What needs to be done. Take each line below that has "네트워크에" and copy it.
*** Excerpted data Section Begins ***
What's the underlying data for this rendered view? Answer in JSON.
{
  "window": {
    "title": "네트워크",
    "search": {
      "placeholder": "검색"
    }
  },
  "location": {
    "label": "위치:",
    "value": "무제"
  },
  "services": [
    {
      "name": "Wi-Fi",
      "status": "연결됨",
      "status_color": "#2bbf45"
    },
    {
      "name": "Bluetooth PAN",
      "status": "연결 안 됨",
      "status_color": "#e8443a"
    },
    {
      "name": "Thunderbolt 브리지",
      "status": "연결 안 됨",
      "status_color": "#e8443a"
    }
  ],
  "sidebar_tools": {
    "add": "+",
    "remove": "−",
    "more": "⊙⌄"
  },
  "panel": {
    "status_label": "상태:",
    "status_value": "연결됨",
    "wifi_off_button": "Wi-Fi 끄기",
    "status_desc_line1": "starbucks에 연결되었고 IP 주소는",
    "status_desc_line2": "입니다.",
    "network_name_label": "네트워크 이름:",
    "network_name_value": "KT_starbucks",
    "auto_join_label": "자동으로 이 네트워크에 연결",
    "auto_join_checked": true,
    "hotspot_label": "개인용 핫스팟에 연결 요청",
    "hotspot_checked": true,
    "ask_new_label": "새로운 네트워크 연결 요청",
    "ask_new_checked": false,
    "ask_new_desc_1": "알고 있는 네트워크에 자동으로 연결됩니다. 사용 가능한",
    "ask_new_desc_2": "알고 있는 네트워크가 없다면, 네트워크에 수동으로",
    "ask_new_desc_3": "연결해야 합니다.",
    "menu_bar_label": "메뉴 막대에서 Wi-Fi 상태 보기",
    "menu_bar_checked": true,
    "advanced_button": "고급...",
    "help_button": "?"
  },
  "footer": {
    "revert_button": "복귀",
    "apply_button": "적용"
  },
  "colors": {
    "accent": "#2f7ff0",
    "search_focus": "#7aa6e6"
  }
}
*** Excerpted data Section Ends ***
Response area.
    "auto_join_label": "자동으로 이 네트워크에 연결",
    "ask_new_desc_1": "알고 있는 네트워크에 자동으로 연결됩니다. 사용 가능한",
    "ask_new_desc_2": "알고 있는 네트워크가 없다면, 네트워크에 수동으로",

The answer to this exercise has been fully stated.